Top of Available data

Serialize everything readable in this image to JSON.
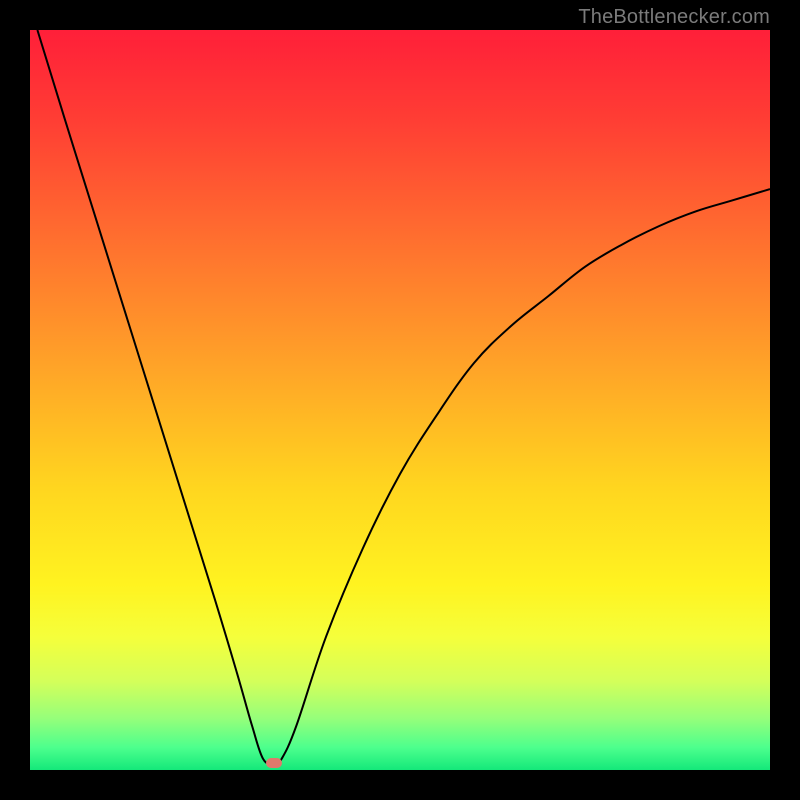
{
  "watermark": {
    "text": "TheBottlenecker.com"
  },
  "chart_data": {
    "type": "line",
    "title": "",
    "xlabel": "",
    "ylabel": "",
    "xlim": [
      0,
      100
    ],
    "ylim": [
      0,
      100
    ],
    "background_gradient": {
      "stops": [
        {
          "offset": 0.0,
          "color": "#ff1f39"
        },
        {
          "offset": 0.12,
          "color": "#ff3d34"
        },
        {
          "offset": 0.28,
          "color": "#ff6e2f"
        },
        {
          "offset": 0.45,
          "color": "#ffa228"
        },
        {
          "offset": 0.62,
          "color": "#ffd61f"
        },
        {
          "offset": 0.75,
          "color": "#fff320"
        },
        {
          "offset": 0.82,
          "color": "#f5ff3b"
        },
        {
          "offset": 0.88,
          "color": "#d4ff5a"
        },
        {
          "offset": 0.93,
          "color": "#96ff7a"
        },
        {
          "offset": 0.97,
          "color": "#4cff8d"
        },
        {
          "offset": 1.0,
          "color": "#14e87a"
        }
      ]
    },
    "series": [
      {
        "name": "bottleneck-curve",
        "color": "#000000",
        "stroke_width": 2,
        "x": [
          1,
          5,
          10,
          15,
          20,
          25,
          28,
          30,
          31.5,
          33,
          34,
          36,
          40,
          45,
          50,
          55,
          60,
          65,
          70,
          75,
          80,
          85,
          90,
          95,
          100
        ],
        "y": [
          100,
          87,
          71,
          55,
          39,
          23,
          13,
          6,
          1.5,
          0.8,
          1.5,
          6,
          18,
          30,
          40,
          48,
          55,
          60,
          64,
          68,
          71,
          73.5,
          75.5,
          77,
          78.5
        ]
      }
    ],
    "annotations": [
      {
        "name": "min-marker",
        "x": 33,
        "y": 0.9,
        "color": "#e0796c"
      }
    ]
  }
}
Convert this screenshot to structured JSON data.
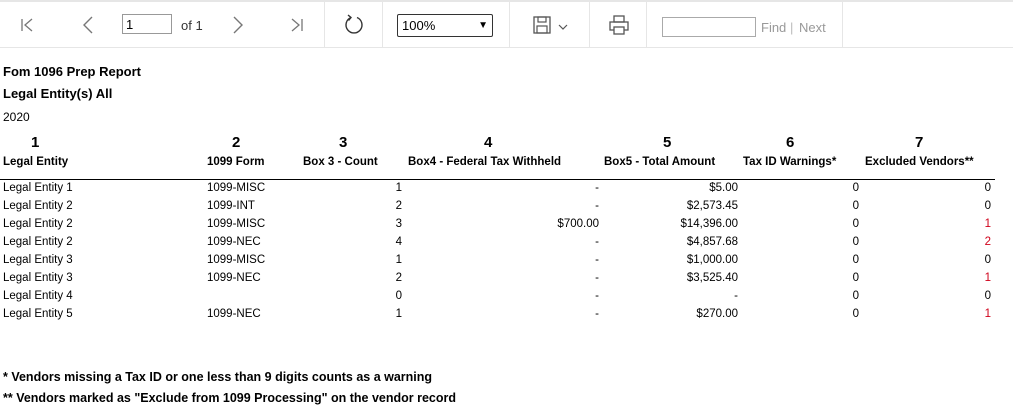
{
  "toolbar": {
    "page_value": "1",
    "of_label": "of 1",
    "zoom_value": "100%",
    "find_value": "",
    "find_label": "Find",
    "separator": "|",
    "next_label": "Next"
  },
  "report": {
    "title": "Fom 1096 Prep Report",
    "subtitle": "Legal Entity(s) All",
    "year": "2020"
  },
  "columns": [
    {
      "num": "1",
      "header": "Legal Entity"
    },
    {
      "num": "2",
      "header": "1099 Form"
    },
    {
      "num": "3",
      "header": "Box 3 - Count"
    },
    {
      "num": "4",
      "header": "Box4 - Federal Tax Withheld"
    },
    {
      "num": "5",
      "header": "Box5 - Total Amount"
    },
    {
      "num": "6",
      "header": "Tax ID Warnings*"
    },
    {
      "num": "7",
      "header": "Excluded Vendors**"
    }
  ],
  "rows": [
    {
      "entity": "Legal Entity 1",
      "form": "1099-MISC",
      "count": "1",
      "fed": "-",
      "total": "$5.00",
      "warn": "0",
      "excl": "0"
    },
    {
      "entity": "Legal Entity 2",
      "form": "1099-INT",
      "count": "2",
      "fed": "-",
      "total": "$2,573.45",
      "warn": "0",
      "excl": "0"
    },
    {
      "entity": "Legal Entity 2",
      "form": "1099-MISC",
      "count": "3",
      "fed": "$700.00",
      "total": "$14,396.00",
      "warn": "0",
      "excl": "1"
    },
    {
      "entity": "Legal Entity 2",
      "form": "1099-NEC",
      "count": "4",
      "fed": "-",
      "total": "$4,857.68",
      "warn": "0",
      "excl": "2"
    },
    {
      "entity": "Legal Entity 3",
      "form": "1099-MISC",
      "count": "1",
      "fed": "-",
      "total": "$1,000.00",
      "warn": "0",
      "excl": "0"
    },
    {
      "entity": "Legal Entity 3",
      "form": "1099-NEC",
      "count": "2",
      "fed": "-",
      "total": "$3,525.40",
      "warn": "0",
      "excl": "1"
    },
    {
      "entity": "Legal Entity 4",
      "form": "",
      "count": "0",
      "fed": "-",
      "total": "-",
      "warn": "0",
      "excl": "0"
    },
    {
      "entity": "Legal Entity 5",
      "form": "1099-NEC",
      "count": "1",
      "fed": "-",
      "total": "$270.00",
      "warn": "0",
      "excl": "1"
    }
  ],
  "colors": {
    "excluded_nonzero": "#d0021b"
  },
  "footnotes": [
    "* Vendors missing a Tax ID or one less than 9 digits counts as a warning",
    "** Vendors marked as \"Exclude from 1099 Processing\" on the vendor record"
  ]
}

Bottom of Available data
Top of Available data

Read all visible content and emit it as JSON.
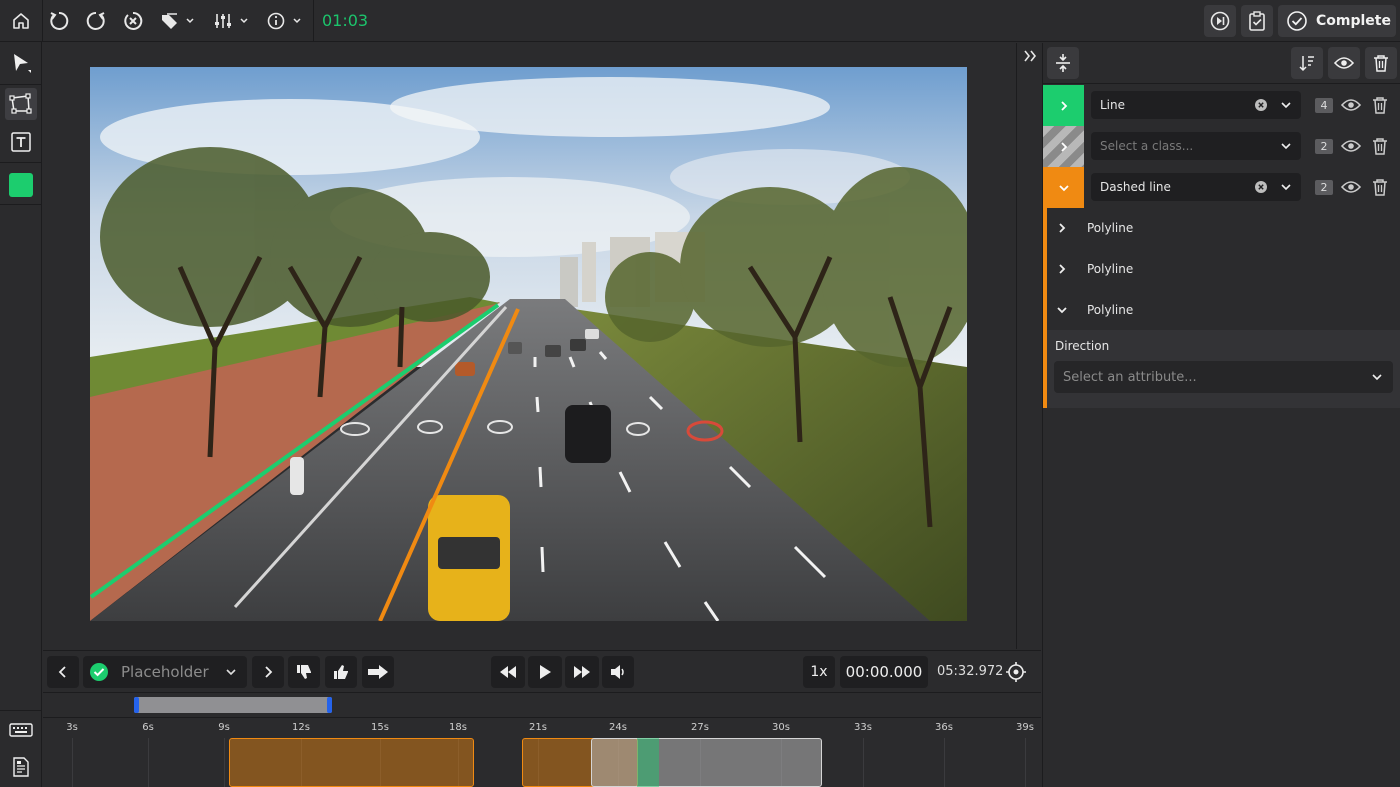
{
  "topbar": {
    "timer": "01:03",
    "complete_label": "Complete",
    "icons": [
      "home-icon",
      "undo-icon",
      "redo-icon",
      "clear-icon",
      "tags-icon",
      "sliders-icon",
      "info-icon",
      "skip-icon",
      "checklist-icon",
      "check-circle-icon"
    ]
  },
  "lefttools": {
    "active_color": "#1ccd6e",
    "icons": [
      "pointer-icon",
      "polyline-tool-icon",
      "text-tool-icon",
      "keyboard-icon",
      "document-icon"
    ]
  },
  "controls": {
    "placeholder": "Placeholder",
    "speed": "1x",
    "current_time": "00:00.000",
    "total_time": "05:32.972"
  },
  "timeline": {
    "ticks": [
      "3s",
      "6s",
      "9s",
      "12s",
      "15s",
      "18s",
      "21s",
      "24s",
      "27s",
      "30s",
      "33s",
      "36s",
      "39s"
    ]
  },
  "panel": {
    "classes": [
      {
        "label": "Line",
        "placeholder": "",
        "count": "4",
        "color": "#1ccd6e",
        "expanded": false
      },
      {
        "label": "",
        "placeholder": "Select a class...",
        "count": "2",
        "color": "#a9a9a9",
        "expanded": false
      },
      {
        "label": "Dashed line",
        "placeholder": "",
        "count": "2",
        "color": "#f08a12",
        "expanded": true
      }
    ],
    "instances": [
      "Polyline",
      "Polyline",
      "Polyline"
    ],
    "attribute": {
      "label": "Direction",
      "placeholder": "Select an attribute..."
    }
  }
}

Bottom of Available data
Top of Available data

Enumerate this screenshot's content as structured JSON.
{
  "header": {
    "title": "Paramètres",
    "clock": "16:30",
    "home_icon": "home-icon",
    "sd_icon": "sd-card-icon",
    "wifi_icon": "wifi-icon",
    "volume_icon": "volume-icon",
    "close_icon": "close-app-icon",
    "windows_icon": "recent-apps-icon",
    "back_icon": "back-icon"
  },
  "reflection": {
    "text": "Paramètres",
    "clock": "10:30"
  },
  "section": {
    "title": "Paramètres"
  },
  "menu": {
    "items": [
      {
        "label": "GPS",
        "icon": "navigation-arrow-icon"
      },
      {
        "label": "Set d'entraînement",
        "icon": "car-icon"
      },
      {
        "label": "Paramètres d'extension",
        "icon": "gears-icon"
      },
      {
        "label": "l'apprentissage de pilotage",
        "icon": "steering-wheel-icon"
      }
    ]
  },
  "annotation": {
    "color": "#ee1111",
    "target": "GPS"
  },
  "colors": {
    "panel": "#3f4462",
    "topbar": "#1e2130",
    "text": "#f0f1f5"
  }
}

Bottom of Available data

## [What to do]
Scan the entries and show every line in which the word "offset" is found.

## [Task result]
          "offset": 0.0,
          "offset": 0.12,
          "offset": 0.28,
          "offset": 0.45,
          "offset": 0.62,
          "offset": 0.75,
          "offset": 0.82,
          "offset": 0.88,
          "offset": 0.93,
          "offset": 0.97,
          "offset": 1.0,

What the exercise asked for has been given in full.